Problem
Each line that contains the word "JSON" counts once; give the total for the records below and nothing else.
##### Input data #####
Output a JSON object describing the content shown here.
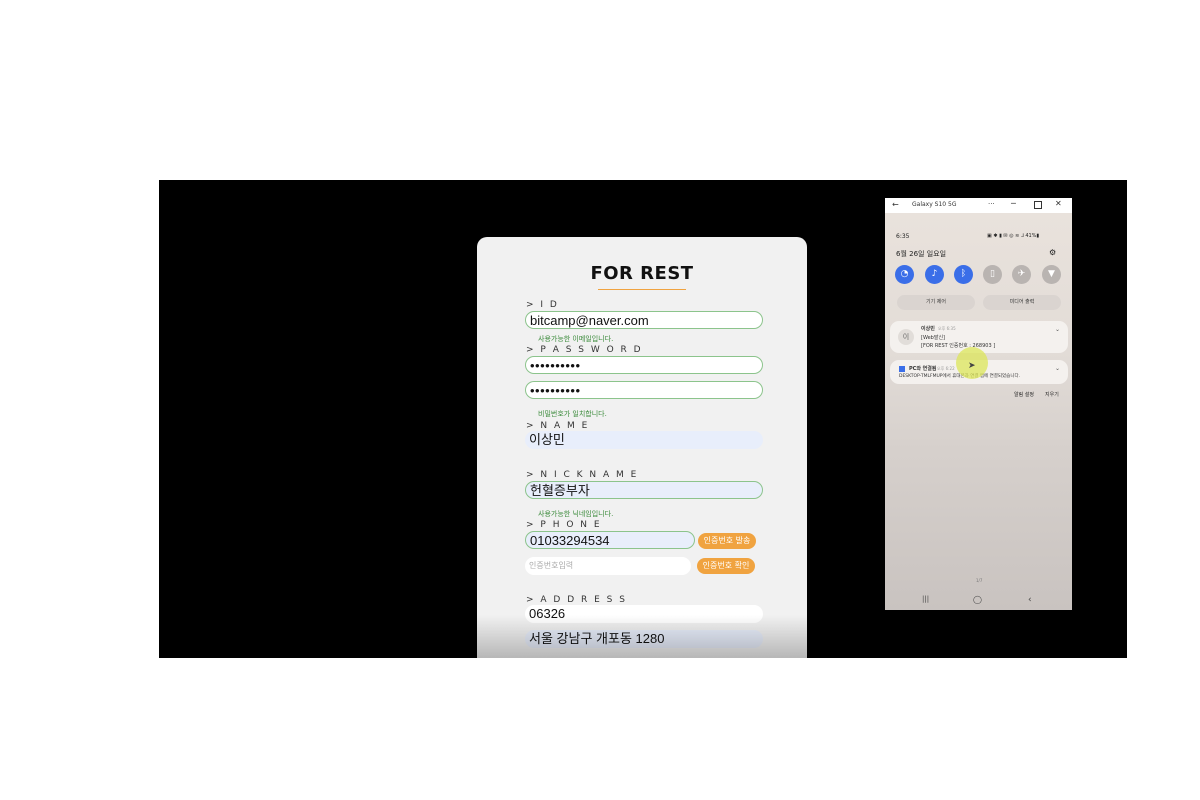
{
  "form": {
    "title": "FOR REST",
    "id": {
      "label": "> I D",
      "value": "bitcamp@naver.com",
      "hint": "사용가능한 이메일입니다."
    },
    "password": {
      "label": "> P A S S W O R D",
      "value": "••••••••••",
      "confirm_value": "••••••••••",
      "hint": "비밀번호가 일치합니다."
    },
    "name": {
      "label": "> N A M E",
      "value": "이상민"
    },
    "nickname": {
      "label": "> N I C K N A M E",
      "value": "헌혈증부자",
      "hint": "사용가능한 닉네임입니다."
    },
    "phone": {
      "label": "> P H O N E",
      "value": "01033294534",
      "send_button": "인증번호 발송",
      "code_placeholder": "인증번호입력",
      "confirm_button": "인증번호 확인"
    },
    "address": {
      "label": "> A D D R E S S",
      "zipcode": "06326",
      "address1": "서울 강남구 개포동 1280"
    }
  },
  "phone_window": {
    "title": "Galaxy S10 5G",
    "more": "···",
    "minimize": "─",
    "close": "✕",
    "back": "←",
    "status_time": "6:35",
    "status_icons": "▣ ✱ ▮ ✉ ◎ ≋ ⅃ 41%▮",
    "date": "6월 26일 일요일",
    "quick_settings": [
      {
        "icon": "wifi-icon",
        "glyph": "◔",
        "on": true
      },
      {
        "icon": "mute-icon",
        "glyph": "♪",
        "on": true
      },
      {
        "icon": "bluetooth-icon",
        "glyph": "ᛒ",
        "on": true
      },
      {
        "icon": "rotation-icon",
        "glyph": "▯",
        "on": false
      },
      {
        "icon": "airplane-icon",
        "glyph": "✈",
        "on": false
      },
      {
        "icon": "flashlight-icon",
        "glyph": "▼",
        "on": false
      }
    ],
    "device_control": "기기 제어",
    "media_output": "미디어 출력",
    "notifications": [
      {
        "avatar": "이",
        "sender": "이상민",
        "time": "오후 6:35",
        "line1": "[Web발신]",
        "line2": "[FOR REST 인증번호 : 268903 ]"
      },
      {
        "sender": "PC와 연결됨",
        "time": "오후 6:22",
        "line1": "DESKTOP-TMLFMUP에서 휴대폰과 연결 앱에 연결되었습니다."
      }
    ],
    "notif_settings": "알림 설정",
    "clear": "지우기",
    "page_indicator": "1/7",
    "nav": {
      "recent": "|||",
      "home": "◯",
      "back": "‹"
    }
  }
}
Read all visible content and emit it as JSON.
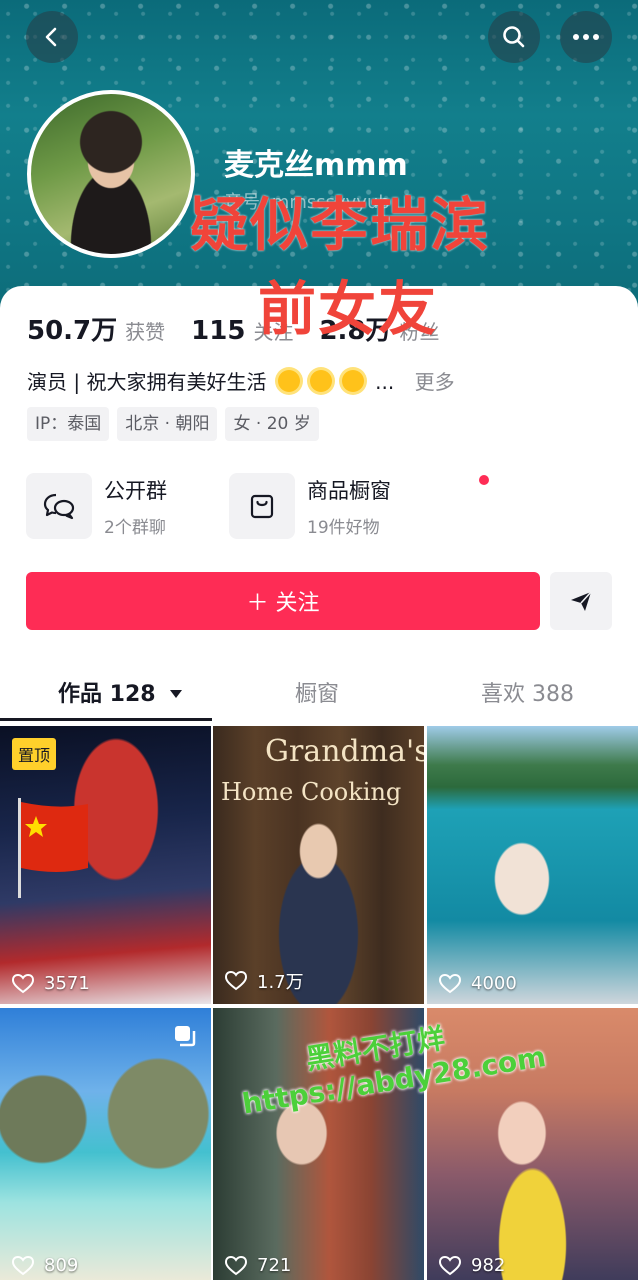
{
  "header": {
    "nickname": "麦克丝mmm",
    "douyin_id_partial": "音号: mmsssyvyub",
    "overlay_line1": "疑似李瑞滨",
    "overlay_line2": "前女友",
    "back_icon": "back-arrow-icon",
    "search_icon": "search-icon",
    "more_icon": "more-dots-icon"
  },
  "stats": [
    {
      "value": "50.7万",
      "label": "获赞"
    },
    {
      "value": "115",
      "label": "关注"
    },
    {
      "value": "2.8万",
      "label": "粉丝"
    }
  ],
  "bio": {
    "text": "演员 | 祝大家拥有美好生活",
    "ellipsis": "...",
    "more": "更多"
  },
  "tags": [
    "IP：泰国",
    "北京 · 朝阳",
    "女 · 20 岁"
  ],
  "entries": [
    {
      "title": "公开群",
      "sub": "2个群聊",
      "icon": "chat-bubbles-icon"
    },
    {
      "title": "商品橱窗",
      "sub": "19件好物",
      "icon": "shopping-bag-icon"
    }
  ],
  "follow_label": "＋ 关注",
  "tabs": [
    {
      "label": "作品 128"
    },
    {
      "label": "橱窗"
    },
    {
      "label": "喜欢 388"
    }
  ],
  "videos": [
    {
      "likes": "3571",
      "pinned_label": "置顶"
    },
    {
      "likes": "1.7万",
      "sign_text_1": "Grandma's",
      "sign_text_2": "Home Cooking"
    },
    {
      "likes": "4000"
    },
    {
      "likes": "809"
    },
    {
      "likes": "721"
    },
    {
      "likes": "982"
    }
  ],
  "watermark": {
    "line1": "黑料不打烊",
    "line2": "https://abdy28.com"
  },
  "colors": {
    "accent": "#fe2c55",
    "overlay_red": "#f0443a",
    "watermark_green": "#4cd03a",
    "pin_yellow": "#ffd02b"
  }
}
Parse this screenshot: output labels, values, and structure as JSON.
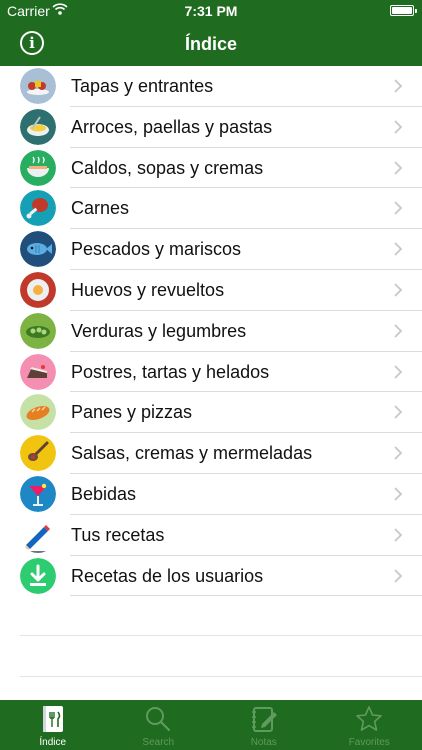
{
  "status_bar": {
    "carrier": "Carrier",
    "time": "7:31 PM"
  },
  "nav": {
    "title": "Índice",
    "info_icon": "info-icon"
  },
  "categories": [
    {
      "label": "Tapas y entrantes",
      "icon": "tapas-icon"
    },
    {
      "label": "Arroces, paellas y pastas",
      "icon": "paella-icon"
    },
    {
      "label": "Caldos, sopas y cremas",
      "icon": "soup-icon"
    },
    {
      "label": "Carnes",
      "icon": "meat-icon"
    },
    {
      "label": "Pescados y mariscos",
      "icon": "fish-icon"
    },
    {
      "label": "Huevos y revueltos",
      "icon": "egg-icon"
    },
    {
      "label": "Verduras y legumbres",
      "icon": "vegetables-icon"
    },
    {
      "label": "Postres, tartas y helados",
      "icon": "cake-icon"
    },
    {
      "label": "Panes y pizzas",
      "icon": "bread-icon"
    },
    {
      "label": "Salsas, cremas y mermeladas",
      "icon": "sauce-icon"
    },
    {
      "label": "Bebidas",
      "icon": "cocktail-icon"
    },
    {
      "label": "Tus recetas",
      "icon": "pencil-icon"
    },
    {
      "label": "Recetas de los usuarios",
      "icon": "download-icon"
    }
  ],
  "tabs": [
    {
      "label": "Índice",
      "icon": "recipe-book-icon",
      "active": true
    },
    {
      "label": "Search",
      "icon": "search-icon",
      "active": false
    },
    {
      "label": "Notas",
      "icon": "notes-icon",
      "active": false
    },
    {
      "label": "Favorites",
      "icon": "star-icon",
      "active": false
    }
  ],
  "colors": {
    "header": "#1f6b1f",
    "tabbar": "#1f6b1f",
    "inactive_tab": "#5f9a5f",
    "separator": "#dcdcdc"
  }
}
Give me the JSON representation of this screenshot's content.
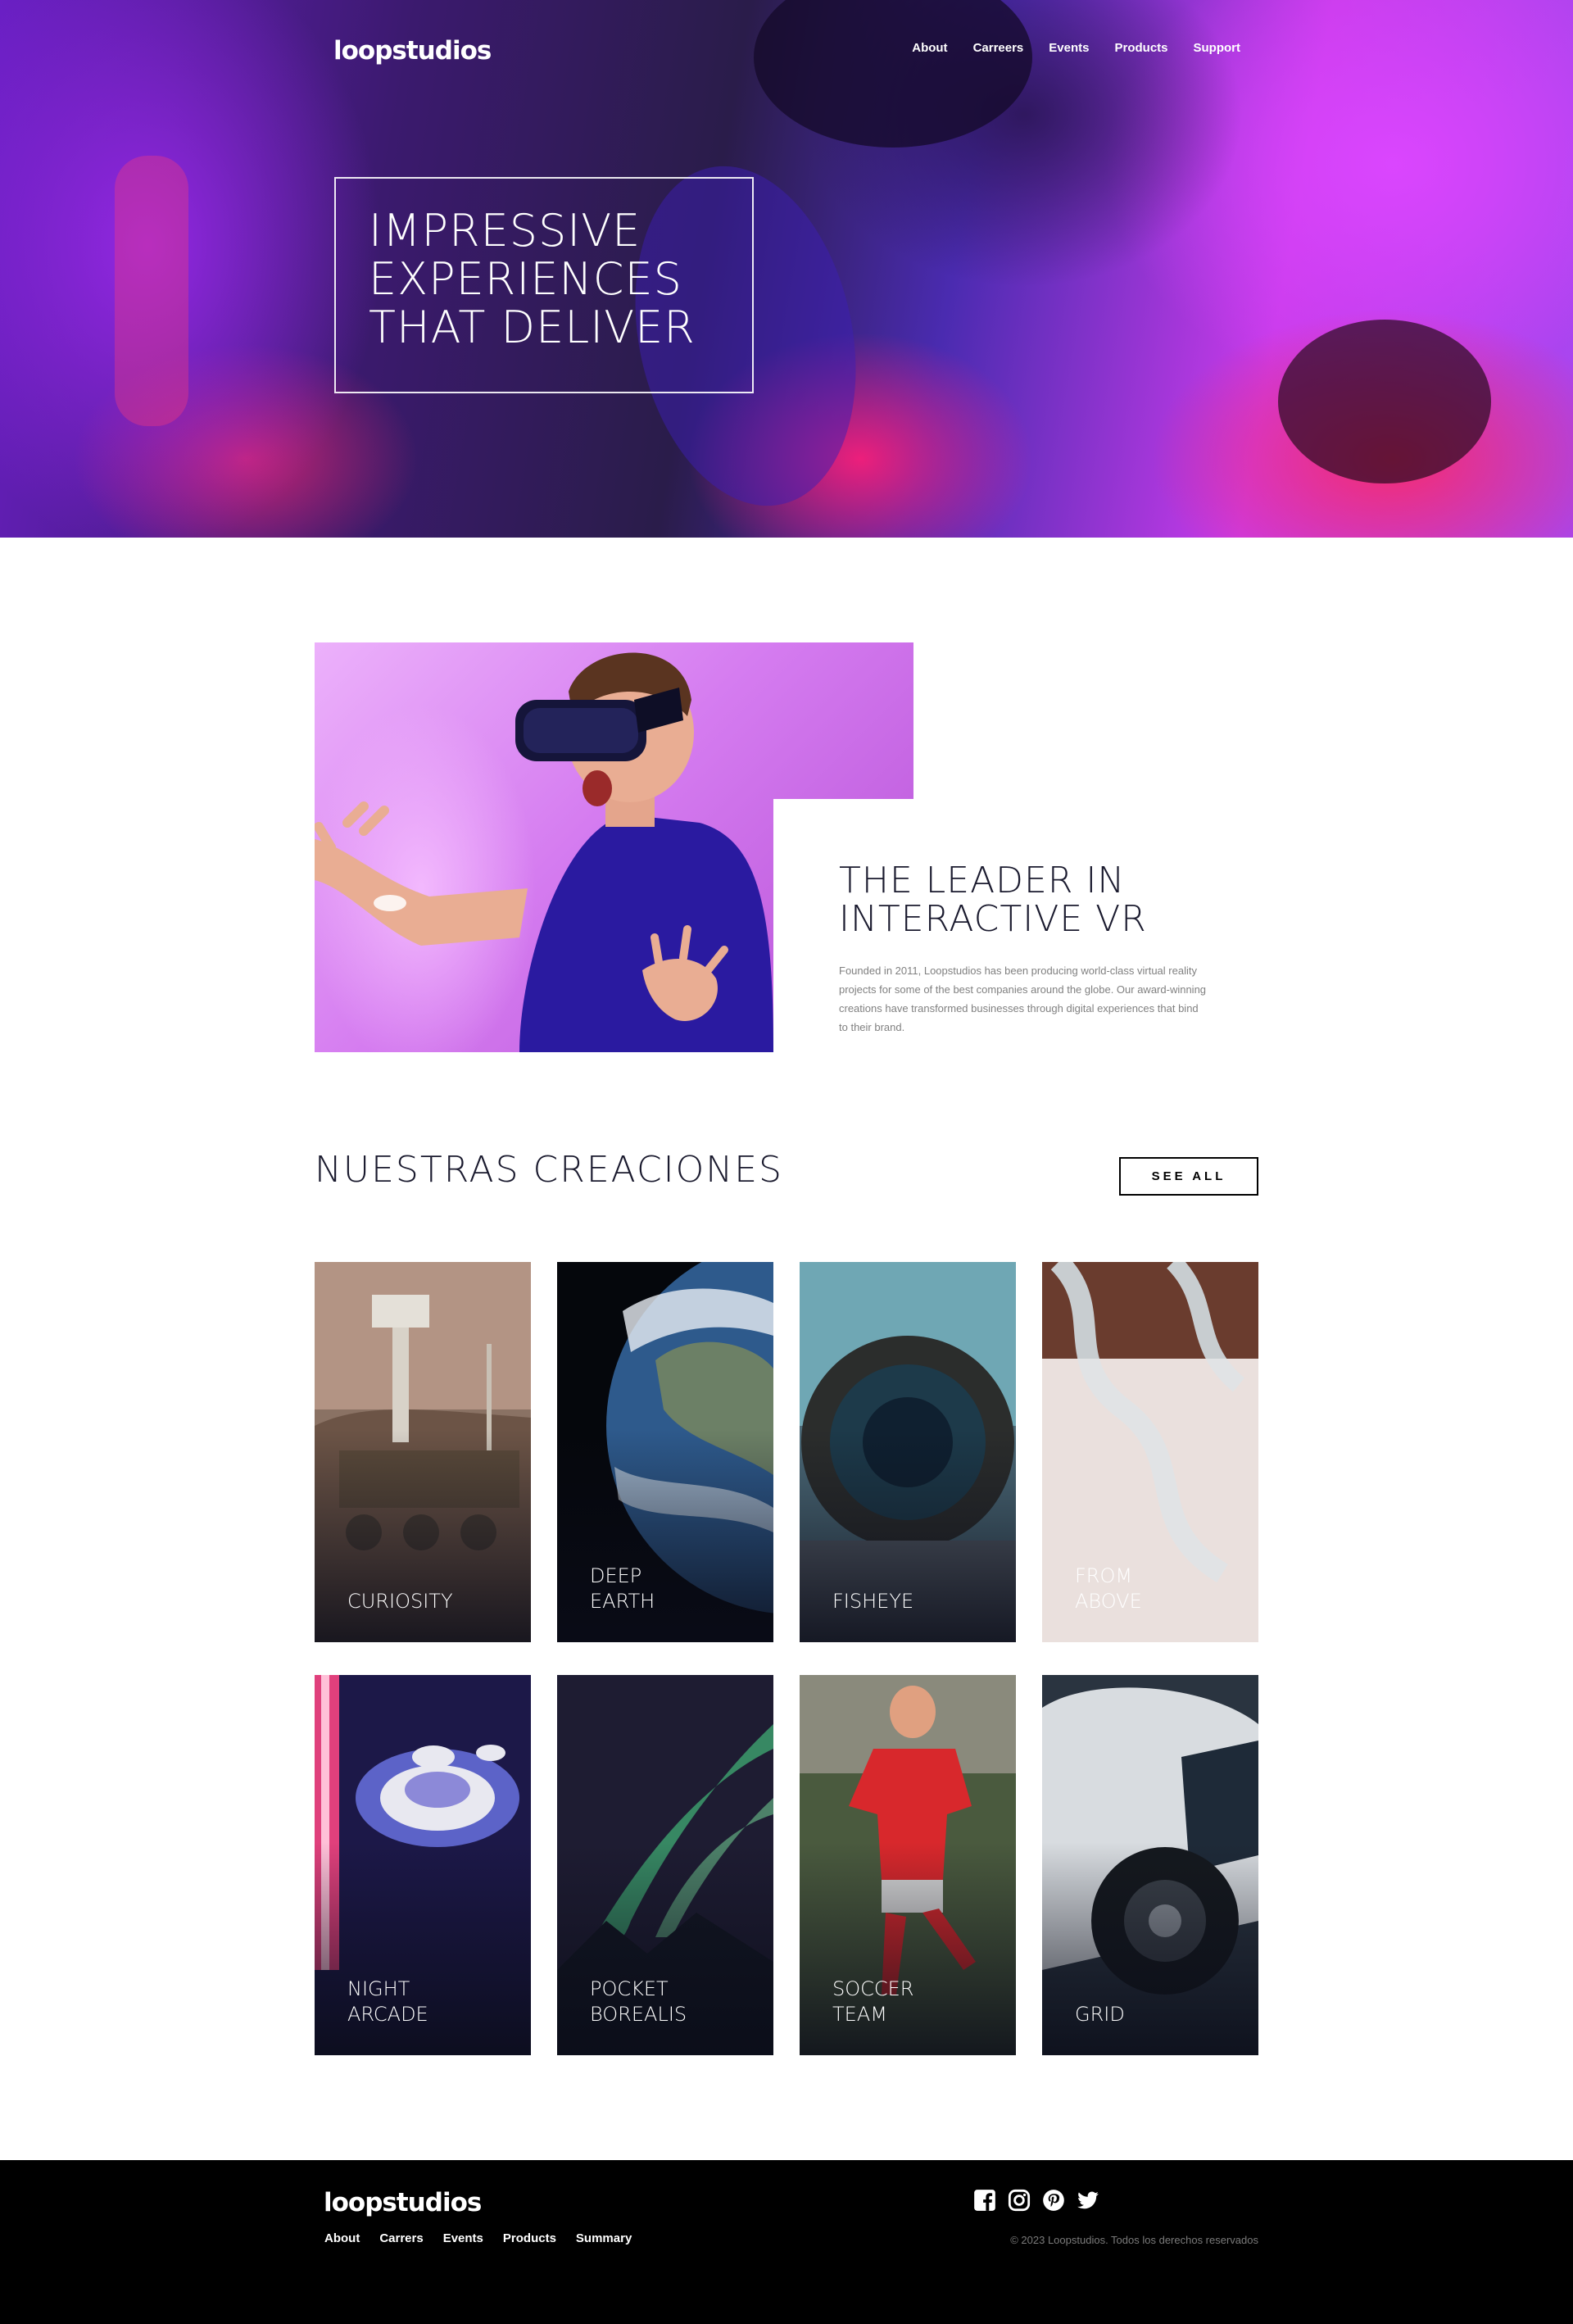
{
  "header": {
    "logo": "loopstudios",
    "nav": [
      "About",
      "Carreers",
      "Events",
      "Products",
      "Support"
    ]
  },
  "hero": {
    "title_lines": [
      "IMPRESSIVE",
      "EXPERIENCES",
      "THAT DELIVER"
    ]
  },
  "intro": {
    "title": "THE LEADER IN\nINTERACTIVE VR",
    "text": "Founded in 2011, Loopstudios has been producing world-class virtual reality projects for some of the best companies around the globe. Our award-winning creations have transformed businesses through digital experiences that bind to their brand."
  },
  "creations": {
    "heading": "NUESTRAS CREACIONES",
    "see_all_label": "SEE ALL",
    "items": [
      {
        "label": "CURIOSITY"
      },
      {
        "label": "DEEP\nEARTH"
      },
      {
        "label": "FISHEYE"
      },
      {
        "label": "FROM\nABOVE"
      },
      {
        "label": "NIGHT\nARCADE"
      },
      {
        "label": "POCKET\nBOREALIS"
      },
      {
        "label": "SOCCER\nTEAM"
      },
      {
        "label": "GRID"
      }
    ]
  },
  "footer": {
    "logo": "loopstudios",
    "nav": [
      "About",
      "Carrers",
      "Events",
      "Products",
      "Summary"
    ],
    "socials": [
      "facebook-icon",
      "instagram-icon",
      "pinterest-icon",
      "twitter-icon"
    ],
    "copyright": "© 2023 Loopstudios. Todos los derechos reservados"
  }
}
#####
Answer box
4